Having determined that taxpayer's method of accounting did not clearly reflect income, the IRS took appropriate measures, under the authority of 26 U.S.C. § 446(b), to conform taxpayer's method of accounting to the requirements of 26 U.S.C. § 263(a). This necessitated various adjustments pursuant to 26 U.S.C. § 481. That statute provides, inter alia, that where taxable income for any taxable year is computed under a method of accounting different from that utilized to compute taxable income for a preceding taxable year then "there shall be taken into account those adjustments which are determined to be necessary solely by reason of the change in order to prevent amounts from being duplicated or omitted, except there shall not be taken into account any adjustment in respect of any taxable year to which this section does not apply unless the adjustment is attributable to a change in the method of accounting initiated by the taxpayer." And, 26 C.F.R. § 1.481-1(a) (1) (1975) amplifies the meaning of a change in method of accounting to include a change in the overall method of accounting for gross income or deductions, or a change in the treatment of an item. See also 26 C.F.R. § 1.446-1(e) (2) (ii) (a) (1975).

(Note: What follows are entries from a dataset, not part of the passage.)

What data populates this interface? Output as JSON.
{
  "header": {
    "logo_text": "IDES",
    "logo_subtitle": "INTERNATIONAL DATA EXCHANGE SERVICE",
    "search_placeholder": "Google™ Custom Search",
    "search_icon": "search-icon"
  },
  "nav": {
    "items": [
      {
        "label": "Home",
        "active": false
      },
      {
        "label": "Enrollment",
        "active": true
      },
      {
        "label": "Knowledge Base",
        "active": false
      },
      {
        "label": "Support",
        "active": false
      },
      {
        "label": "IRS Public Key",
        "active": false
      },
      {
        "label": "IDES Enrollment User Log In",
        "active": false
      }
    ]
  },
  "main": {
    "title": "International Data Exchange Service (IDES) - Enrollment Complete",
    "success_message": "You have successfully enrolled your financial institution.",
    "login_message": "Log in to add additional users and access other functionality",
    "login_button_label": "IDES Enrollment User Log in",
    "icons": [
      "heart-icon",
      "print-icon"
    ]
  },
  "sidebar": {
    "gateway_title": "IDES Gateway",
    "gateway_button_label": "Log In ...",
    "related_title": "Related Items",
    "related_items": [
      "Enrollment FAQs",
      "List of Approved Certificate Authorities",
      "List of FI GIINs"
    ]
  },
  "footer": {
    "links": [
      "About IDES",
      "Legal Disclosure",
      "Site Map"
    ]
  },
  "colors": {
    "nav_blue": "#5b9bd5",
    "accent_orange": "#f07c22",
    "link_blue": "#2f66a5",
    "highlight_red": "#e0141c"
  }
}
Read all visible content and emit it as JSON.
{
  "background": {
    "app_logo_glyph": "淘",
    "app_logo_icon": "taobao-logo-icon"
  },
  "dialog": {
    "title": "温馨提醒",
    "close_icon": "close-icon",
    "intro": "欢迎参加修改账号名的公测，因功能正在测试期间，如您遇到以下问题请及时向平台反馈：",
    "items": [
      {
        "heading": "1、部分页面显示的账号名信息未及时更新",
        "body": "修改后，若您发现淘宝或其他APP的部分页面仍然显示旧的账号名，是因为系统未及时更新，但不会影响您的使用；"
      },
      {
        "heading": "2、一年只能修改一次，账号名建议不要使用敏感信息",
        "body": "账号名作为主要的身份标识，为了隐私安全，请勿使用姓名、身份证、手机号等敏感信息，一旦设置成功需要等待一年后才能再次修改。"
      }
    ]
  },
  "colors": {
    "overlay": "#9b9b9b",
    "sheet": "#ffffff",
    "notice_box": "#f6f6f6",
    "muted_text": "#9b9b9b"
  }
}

Taxpayer contends that such determination, computations and adjustments made by the IRS in this regard are both speculative and clearly erroneous. It makes numerous allegations of error but has failed to support any of these arguments with specific facts or legal authority. Our examination of the record discloses no clear error. Accordingly, we must affirm.
See, e. g., CIR v. Sunnen, 333 U.S. 591, 68 S. Ct. 715, 92 L. Ed. 898 (1948); 1B Moore's Federal Practice P 0.422(2) and 0.443(1) (2nd ed. 1974). See also Restatement, Judgments § 68(2) (1942), which provides: "A judgment on one cause of action is not conclusive in a subsequent action as to questions of fact not actually litigated and determined in the first action."
See also 1B Moore's Federal Practice P 0.443(4) (2nd ed. 1974): "The requirement that an issue must have been determined by adjudication in the prior action is also significant . . . in situations in which the issue was undoubtedly raised and litigated in the prior action, but . . . was not in fact determined. . . ."
26 U.S.C. § 446(b) provides: "If no method of accounting has been regularly used by the taxpayer, or if the method used does not clearly reflect income, the computation of taxable income shall be made under such method as, in the opinion of the Secretary or his delegate, does clearly reflect income."